04 September 2013


A Doll's House
Young Vic Production
Duke of York's Theatre, London
Wednesday 4th September 2013
Ibsen's scathingly critical look at the institution of marriage and its place in society was a hugely controversial topic to tackle at the time and has remained relevant enough to become one of the world's most performed plays. 
After a successful run at the Young Vic this West End transfer stars the sublime Hattie Morahan in the central role of Nora.  A feminist before such a thing really existed, Ibsen draws a full and complex character in Nora; flawed, conflicted but ultimately strong and truly courageous.  Morahan is completely wonderful in this deeply layered role, playing the character with subtlety and yet displaying every layer of emotion, every conflict of indecision, in an intelligent performance that draws the enrapt audience into the heart of the character.  Her husband Torvald is powerfully played by Dominic Rowan, a man with traditional and steadfast ideals.  His performance matches up ideally to Morahan and their final emotional exchange is entirely compelling.  The supporting cast all put in fine performances too, with particular note to Nick Fletcher and Caroline Martin as Krogstad and Christine in the interweaving sub-plot. 
The ingenious revolving set is a triumph of this production, and coupled with the windowed hallway allows a depth and realism to the physical location that helps to place these characters in their position in society, as well as understanding the intensity that comes from their close proximity to one another.
An irresistible production of a compelling story, elevated in no small part by Morahan's exemplary performance. 

03 September 2013


Edward II
National Theatre
Olivier Theatre, London
Tuesday 3rd September 2013

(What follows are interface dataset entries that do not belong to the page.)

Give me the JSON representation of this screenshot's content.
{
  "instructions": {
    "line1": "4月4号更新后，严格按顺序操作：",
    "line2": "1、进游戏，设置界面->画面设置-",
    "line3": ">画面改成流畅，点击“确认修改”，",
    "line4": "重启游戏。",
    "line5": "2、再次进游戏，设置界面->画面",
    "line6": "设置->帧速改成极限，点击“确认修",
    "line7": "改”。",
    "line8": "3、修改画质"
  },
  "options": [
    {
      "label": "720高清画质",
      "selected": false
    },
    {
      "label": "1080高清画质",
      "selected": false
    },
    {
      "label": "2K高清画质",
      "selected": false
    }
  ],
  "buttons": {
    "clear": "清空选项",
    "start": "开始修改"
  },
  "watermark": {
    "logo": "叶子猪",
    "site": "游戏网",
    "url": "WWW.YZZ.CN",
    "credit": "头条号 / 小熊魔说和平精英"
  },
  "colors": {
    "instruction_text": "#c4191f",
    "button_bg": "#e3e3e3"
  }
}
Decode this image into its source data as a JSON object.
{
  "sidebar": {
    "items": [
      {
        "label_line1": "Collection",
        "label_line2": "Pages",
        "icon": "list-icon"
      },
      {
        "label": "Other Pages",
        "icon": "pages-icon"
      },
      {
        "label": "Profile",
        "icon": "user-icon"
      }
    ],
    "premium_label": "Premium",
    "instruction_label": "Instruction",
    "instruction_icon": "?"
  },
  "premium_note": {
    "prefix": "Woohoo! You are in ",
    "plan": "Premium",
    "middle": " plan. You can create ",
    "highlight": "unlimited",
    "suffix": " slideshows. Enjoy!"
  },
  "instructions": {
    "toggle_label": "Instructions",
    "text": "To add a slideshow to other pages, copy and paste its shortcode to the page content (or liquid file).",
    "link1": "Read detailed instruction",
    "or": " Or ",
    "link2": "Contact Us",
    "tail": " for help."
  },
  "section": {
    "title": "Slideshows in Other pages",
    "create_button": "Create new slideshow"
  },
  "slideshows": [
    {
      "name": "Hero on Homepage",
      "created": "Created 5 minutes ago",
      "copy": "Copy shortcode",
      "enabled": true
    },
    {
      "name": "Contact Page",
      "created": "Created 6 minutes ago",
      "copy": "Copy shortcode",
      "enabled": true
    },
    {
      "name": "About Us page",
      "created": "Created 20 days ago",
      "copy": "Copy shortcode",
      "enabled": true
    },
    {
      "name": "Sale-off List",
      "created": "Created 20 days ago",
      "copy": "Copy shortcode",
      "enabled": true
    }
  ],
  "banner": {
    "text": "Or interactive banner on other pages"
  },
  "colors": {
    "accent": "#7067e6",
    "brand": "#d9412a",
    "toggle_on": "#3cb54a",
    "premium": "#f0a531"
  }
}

The National are celebrated for allowing space for experimental productions, unusual concepts and dramatic freedom, and Joe Hill-Gibbins production of Christopher Marlowe's controversial 16th century play fits that brief explicitly.  The text; which extensively explores the homosexuality of King Edward II of England and the unswerving rejection of his relationship with favourite Gaveston by his kin and advisers which ultimately results in his horrific murder; is not controversial enough for this production however, and is entirely overshadowed by the hyper-modern approach to the staging.

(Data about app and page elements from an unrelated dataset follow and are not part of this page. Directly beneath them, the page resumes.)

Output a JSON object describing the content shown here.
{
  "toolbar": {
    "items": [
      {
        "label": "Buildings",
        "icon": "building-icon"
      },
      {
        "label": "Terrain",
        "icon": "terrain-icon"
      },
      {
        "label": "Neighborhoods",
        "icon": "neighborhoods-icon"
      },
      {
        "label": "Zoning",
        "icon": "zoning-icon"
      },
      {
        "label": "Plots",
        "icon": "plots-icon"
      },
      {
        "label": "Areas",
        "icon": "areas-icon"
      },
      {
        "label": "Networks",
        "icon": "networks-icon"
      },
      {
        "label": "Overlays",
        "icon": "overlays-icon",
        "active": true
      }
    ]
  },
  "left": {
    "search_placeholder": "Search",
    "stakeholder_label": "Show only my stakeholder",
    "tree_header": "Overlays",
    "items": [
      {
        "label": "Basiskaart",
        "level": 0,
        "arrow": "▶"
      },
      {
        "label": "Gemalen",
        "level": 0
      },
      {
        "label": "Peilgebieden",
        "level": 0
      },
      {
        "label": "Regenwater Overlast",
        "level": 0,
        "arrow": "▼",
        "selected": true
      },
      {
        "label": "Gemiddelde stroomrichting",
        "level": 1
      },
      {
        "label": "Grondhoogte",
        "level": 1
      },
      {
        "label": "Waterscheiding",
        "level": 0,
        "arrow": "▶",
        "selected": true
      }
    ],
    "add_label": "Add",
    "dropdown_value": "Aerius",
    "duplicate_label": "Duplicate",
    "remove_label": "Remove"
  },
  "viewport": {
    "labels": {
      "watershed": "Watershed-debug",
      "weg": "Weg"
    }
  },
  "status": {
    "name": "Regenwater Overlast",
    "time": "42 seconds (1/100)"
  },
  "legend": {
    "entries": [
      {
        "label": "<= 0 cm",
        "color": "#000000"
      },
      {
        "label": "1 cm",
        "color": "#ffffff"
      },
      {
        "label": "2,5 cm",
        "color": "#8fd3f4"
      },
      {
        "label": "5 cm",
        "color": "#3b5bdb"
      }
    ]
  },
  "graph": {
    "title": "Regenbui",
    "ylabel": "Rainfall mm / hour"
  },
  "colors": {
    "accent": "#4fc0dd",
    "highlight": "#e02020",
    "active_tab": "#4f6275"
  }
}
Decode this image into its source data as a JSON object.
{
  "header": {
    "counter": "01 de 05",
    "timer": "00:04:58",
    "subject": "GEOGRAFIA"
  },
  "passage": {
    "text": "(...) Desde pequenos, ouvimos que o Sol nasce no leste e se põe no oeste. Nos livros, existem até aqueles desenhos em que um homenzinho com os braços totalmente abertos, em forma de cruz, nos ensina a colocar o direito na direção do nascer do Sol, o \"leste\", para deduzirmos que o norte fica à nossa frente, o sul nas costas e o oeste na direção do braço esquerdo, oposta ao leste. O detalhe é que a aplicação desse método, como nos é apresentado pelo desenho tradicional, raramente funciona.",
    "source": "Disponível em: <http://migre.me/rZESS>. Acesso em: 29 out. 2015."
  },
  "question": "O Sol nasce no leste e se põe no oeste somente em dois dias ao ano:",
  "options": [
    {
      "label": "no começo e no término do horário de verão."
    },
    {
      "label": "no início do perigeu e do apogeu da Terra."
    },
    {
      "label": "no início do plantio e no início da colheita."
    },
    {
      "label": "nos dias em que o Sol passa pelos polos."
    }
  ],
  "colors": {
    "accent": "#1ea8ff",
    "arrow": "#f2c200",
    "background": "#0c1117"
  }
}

An open stage welcomes the audience who watch cast and crew wandering around pre-show, vacuuming the stage, changing costume, then as the play begins bursting into "God Save the King", a tune around 150 years too modern for this King.  The anachronisms are rife and the source of some humour through Act 1, with characters puffing on cigarettes lit by lighters and chatting on telephones.  The costume too is of varying origin, with Gaveston in vest, skinny jeans and a leather jacket, the young prince in a school blazer, but the King himself in a regal robe of gold, neither of period nor modern.  The choice to close off one of the acting spaces and portray the action through live video feeds became distracting, with sometime different images on each screen and occasionally overlayed with action on the visible stage too. 

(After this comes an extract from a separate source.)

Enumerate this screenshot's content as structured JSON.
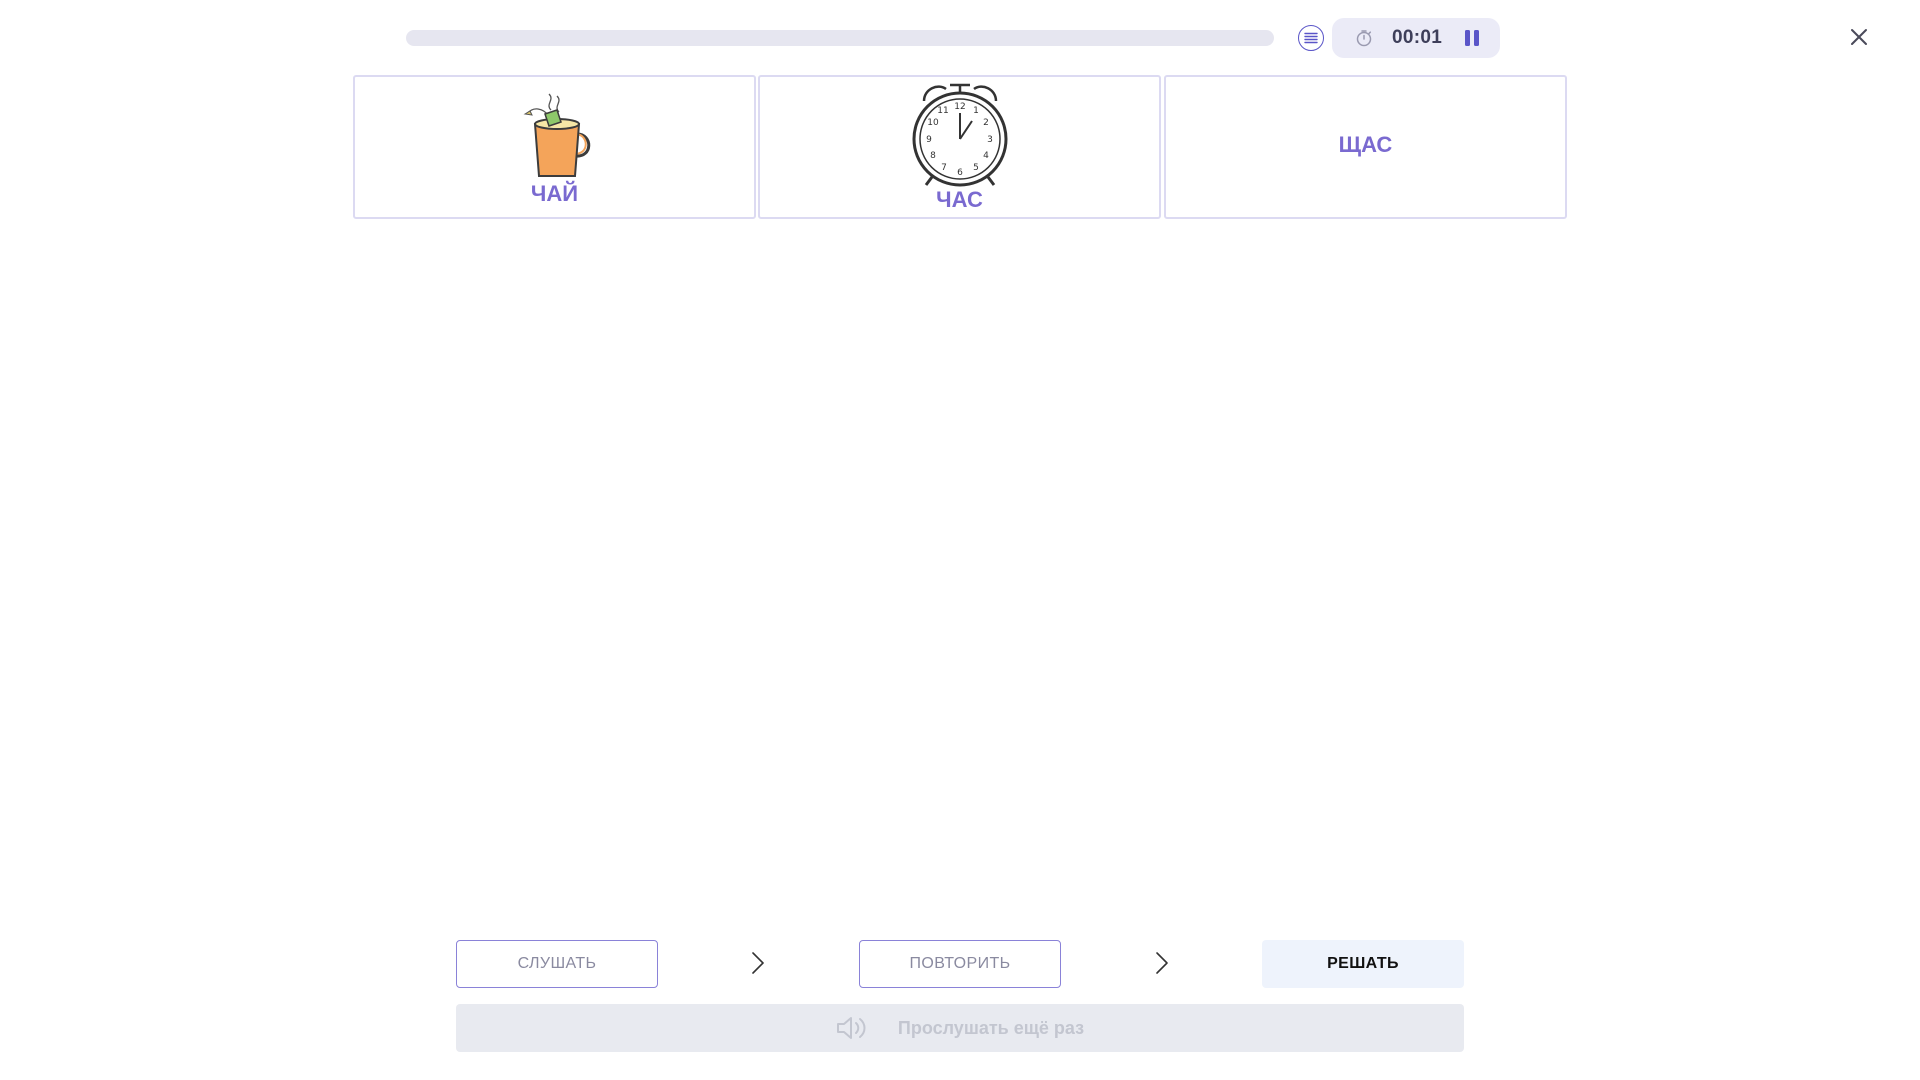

Performances are all consumed by the staging here, with little room left for the actors to truly explore their characters.  Kyle Soller's American Gaveston is commanding and strong, exuding masculinity and arrogance, assured in his love for the King.  Edward himself is given a worthy study by John Heffernan who portrays the fickle and conflicting nature of the King's desires with clarity and handles the difficult death scene with grace.  Vanessa Kirby is standout as the wronged turncoat Queen in a provocative performance. 
The enthusiasm of the direction here is admirable, but the result is too much style over substance and the plot gets almost entirely lost in the frenzy of the staging.